By Roberto Hugo Gonzalez
As originally published by Texas Border Business newsprint edition November 2019
Many local golfers know that Carlos Espinoza is a man of many qualities. He is the director of the Palmview Golf Course, where he has been for more than twenty years.
He knows this business well, but more than anything, he knows his clients and treats them with the utmost respect. Besides, he knows where all the golf balls are buried. That includes the ones that went into the creek and drowned.
Recently, Texas Border Business visited the golf course and met with Carlos during a momentous occasion. It was the opening celebration of the reconstructed teas and bunkers, a project that, according to him, needed to be done to create more capacity.

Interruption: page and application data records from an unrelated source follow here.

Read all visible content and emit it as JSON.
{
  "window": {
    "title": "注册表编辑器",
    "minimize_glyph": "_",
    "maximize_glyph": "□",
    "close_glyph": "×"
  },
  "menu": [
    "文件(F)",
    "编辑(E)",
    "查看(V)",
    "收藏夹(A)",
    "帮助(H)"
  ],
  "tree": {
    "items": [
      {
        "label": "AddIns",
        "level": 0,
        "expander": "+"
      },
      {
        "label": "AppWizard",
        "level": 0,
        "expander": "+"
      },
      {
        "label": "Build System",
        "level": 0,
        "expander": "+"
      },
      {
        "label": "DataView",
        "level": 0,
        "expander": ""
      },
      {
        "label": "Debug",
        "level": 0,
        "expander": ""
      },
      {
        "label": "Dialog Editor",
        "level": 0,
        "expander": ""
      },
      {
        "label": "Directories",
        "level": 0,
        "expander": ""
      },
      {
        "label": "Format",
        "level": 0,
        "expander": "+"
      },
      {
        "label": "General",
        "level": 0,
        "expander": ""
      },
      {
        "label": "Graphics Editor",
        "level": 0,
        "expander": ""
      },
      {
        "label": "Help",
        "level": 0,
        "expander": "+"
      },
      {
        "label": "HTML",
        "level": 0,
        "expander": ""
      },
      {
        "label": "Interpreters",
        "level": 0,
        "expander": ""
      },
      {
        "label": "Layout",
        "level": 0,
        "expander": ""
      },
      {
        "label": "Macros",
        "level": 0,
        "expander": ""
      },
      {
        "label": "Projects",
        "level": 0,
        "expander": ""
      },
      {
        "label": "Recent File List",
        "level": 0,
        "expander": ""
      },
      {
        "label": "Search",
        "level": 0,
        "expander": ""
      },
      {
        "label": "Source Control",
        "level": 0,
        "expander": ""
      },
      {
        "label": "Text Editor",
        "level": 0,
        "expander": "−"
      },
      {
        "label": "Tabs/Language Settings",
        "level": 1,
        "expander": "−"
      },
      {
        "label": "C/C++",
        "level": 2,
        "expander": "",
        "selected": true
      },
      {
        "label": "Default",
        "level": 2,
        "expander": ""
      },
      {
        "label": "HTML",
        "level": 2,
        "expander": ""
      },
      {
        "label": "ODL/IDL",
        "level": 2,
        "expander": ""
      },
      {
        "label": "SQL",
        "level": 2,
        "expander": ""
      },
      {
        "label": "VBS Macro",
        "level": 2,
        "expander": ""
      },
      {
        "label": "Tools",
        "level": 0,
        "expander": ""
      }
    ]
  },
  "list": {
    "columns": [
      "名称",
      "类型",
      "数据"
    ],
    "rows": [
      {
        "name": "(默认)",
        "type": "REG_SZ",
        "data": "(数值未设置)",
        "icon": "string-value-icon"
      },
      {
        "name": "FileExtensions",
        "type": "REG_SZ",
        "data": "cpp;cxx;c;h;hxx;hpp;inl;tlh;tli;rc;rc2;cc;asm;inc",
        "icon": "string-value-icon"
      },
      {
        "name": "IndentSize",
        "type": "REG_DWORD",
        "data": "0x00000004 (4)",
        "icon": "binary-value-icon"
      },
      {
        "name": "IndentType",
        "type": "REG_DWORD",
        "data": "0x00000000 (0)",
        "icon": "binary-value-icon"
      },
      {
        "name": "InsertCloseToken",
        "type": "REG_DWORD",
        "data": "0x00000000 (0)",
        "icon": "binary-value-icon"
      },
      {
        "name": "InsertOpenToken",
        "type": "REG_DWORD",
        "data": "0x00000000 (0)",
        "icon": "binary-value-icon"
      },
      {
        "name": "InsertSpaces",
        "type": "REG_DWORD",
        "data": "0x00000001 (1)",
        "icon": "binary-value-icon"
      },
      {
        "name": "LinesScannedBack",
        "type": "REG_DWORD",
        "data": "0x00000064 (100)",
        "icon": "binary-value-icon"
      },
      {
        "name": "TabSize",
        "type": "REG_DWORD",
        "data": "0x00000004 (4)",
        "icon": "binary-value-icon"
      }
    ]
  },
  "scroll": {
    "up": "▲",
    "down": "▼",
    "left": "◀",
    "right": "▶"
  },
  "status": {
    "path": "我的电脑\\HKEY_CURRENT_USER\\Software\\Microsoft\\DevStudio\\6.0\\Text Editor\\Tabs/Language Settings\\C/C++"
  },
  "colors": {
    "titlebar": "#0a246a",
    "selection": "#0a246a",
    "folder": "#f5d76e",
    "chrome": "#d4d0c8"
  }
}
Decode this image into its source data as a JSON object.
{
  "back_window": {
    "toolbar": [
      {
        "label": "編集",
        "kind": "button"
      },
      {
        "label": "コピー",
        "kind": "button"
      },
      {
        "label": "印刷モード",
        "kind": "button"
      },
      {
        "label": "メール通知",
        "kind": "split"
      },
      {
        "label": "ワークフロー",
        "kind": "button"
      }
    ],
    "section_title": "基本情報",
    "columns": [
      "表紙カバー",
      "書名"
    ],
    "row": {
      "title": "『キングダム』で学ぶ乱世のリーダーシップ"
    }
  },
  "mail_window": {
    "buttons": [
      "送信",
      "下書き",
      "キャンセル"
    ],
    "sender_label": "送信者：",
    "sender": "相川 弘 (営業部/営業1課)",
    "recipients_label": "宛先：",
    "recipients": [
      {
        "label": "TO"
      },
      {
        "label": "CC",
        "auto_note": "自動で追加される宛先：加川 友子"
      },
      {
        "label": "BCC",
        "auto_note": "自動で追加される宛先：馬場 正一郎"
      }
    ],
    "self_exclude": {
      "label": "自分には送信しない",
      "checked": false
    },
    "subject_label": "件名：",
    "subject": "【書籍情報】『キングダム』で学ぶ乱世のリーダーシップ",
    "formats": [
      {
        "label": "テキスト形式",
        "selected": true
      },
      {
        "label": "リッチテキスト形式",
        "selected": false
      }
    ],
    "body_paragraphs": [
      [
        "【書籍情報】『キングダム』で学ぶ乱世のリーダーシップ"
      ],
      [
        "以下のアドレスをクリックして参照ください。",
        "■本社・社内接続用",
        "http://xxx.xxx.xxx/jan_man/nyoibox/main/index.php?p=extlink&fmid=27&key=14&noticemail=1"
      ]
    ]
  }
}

Carlos said that two years ago, they redid the greens, which has made a significant difference, netting a tremendous increase in play participation. He said, “Specifically in the number of junior golfers that use our facility.” He continues, “It got to the point that we needed to be bigger, and management never hesitated in putting the plans and funding together and got it done.”
Carlos recognizes that the challenge always lies in keeping the operation going, while construction is in progress. “It’s almost equivalent to a reconstruction of a tower hotel, and there’s noise. How do you keep the operation going?”
He attributes that everything went well because of the fantastic customer base they have. “My heart goes out to them because they put up with us for about 12 weeks, and we didn’t miss a beat.”
He credits the staff, “Not only do they take care of the normal stuff, but also what’s going on with the reconstruction.”
The fantastic part is that during the last two years, they have kept good participation numbers at 44,000 rounds.
The junior players were what prompted them to do the reconstruction. “We have three McAllen high schools playing and practicing out here ten months of the year. In addition to that, we have STC classes practicing two or three times a week. In addition to that, we have Juan Diego Academy, Idea Public Schools, Sharyland, La Joya, and Palmview schools using the grounds.”
Carlos said, “That is the reason we needed to expand. If you go to a restaurant and a customer uses a table, you clean it and then five minutes later, it is ready to go. Here, it takes 10 to 12 days for it to recover if properly maintained.” He continued, “Now, we’ve got 50% more space.”
Palmview Golf Course has about 180 acres; he said not all of it is irrigated. “That includes lakes, the areas that we don’t maintain are called environmentally sensitive.”
Carlos manages with a total of 27 staff members. Of those, only 12 take care of the maintenance of the golf course. “We are well set up in four different divisions, golf course, maintenance, golf carts, dining room, and golf shop,” he said. “Hopefully, we’ll do better now that we’ve got 50% more space to offer.”